**Your assignment:** Report every line of the data where the string "JSON" appears.

━━━━━ Information given

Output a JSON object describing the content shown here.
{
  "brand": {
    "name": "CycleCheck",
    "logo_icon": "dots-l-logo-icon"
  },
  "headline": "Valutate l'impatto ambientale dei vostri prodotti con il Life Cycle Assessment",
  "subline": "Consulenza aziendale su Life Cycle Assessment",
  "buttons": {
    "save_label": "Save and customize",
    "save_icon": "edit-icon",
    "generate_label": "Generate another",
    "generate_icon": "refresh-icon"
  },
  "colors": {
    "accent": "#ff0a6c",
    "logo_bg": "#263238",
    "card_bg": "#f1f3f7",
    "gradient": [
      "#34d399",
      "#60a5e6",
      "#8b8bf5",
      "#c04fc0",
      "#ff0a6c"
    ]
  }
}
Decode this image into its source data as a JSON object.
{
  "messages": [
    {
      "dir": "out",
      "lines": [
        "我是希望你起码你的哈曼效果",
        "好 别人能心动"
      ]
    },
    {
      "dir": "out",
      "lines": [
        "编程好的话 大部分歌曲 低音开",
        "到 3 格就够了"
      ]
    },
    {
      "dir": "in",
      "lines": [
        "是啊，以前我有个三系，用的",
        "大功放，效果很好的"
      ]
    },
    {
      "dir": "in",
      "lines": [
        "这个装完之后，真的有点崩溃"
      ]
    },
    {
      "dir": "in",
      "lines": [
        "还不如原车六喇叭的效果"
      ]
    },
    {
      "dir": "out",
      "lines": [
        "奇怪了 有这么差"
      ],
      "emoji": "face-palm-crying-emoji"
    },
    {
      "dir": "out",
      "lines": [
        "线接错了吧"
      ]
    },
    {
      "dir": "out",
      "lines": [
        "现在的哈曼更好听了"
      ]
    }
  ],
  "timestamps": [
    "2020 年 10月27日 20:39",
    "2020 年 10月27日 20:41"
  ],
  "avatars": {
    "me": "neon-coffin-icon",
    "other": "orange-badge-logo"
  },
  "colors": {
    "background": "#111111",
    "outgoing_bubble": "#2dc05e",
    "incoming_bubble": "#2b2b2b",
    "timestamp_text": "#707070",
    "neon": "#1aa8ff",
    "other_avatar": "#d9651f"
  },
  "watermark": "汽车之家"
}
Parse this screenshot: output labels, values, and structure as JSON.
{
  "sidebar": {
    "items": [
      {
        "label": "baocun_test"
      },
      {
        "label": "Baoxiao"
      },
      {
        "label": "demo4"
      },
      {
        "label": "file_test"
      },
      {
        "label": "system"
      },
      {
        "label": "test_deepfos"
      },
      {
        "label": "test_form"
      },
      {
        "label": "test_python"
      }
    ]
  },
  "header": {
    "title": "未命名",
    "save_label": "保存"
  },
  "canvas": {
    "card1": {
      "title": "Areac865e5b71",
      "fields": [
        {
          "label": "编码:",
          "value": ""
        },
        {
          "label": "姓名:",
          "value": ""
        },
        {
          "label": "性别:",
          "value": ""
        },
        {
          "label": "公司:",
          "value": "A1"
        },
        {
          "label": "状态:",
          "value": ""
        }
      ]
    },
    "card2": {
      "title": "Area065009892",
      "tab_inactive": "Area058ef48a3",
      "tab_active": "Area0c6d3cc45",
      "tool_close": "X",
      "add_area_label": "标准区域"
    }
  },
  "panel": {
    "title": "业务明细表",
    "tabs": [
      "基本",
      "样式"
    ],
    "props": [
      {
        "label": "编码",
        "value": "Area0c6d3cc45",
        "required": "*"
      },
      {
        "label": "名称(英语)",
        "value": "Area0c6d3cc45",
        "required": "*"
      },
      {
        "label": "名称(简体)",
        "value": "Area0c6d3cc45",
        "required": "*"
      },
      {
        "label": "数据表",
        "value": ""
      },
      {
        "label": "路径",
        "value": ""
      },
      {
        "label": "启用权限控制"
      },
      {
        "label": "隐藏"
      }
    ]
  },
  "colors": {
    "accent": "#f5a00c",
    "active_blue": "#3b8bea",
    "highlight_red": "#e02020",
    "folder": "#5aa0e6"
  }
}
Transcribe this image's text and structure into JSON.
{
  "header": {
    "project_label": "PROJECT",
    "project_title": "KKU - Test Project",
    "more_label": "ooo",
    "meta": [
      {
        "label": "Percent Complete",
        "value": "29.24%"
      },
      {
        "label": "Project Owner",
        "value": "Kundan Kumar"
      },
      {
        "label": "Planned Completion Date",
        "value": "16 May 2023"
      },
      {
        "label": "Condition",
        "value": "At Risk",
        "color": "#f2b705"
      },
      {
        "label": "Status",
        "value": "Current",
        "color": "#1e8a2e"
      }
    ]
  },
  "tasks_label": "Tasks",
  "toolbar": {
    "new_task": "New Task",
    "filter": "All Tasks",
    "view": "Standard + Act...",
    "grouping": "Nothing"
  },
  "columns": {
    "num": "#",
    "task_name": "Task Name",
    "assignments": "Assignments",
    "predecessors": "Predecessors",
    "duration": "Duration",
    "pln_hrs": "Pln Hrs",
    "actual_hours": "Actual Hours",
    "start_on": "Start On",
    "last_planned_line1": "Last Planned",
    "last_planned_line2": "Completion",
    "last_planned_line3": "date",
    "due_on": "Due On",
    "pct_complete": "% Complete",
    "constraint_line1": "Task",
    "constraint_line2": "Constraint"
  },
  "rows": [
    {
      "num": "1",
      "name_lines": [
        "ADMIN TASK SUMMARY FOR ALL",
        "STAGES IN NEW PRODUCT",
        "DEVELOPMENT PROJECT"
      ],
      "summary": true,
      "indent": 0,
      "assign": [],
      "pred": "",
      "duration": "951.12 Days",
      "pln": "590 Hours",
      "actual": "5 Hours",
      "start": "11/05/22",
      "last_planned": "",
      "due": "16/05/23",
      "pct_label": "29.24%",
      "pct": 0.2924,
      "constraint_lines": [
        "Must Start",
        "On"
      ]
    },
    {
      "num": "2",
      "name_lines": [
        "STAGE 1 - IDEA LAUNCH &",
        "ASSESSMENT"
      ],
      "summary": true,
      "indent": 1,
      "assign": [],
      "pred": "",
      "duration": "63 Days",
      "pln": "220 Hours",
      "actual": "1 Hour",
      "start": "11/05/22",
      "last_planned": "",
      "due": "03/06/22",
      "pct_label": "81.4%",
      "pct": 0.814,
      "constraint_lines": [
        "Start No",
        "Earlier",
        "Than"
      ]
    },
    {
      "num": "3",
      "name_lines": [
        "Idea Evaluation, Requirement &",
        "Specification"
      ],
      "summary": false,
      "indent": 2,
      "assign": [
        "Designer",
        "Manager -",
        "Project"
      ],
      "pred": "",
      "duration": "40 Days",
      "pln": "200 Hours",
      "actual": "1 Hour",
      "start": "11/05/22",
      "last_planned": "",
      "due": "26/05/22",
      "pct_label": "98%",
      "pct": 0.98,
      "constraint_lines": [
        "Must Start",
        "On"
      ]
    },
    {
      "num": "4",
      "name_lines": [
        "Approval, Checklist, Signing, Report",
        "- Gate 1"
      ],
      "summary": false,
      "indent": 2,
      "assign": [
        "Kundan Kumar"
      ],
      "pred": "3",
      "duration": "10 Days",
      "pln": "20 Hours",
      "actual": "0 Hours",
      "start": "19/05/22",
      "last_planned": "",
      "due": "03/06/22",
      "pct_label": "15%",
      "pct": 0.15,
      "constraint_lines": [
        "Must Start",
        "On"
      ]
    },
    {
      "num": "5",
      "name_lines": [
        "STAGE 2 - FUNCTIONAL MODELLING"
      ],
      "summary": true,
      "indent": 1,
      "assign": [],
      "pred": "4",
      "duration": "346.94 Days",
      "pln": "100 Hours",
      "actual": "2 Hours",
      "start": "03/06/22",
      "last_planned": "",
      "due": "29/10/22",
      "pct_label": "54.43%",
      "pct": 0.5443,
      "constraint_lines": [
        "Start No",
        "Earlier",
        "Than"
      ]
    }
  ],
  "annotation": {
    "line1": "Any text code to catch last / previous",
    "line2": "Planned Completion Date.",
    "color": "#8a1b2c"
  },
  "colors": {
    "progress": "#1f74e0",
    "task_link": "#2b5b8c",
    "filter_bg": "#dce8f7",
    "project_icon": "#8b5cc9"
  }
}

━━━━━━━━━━

**Answer box:**
Output a JSON object describing the content shown here.
Decode this image into its source data as a JSON object.
Parse this screenshot: output labels, values, and structure as JSON.
Transcribe this image's text and structure into JSON.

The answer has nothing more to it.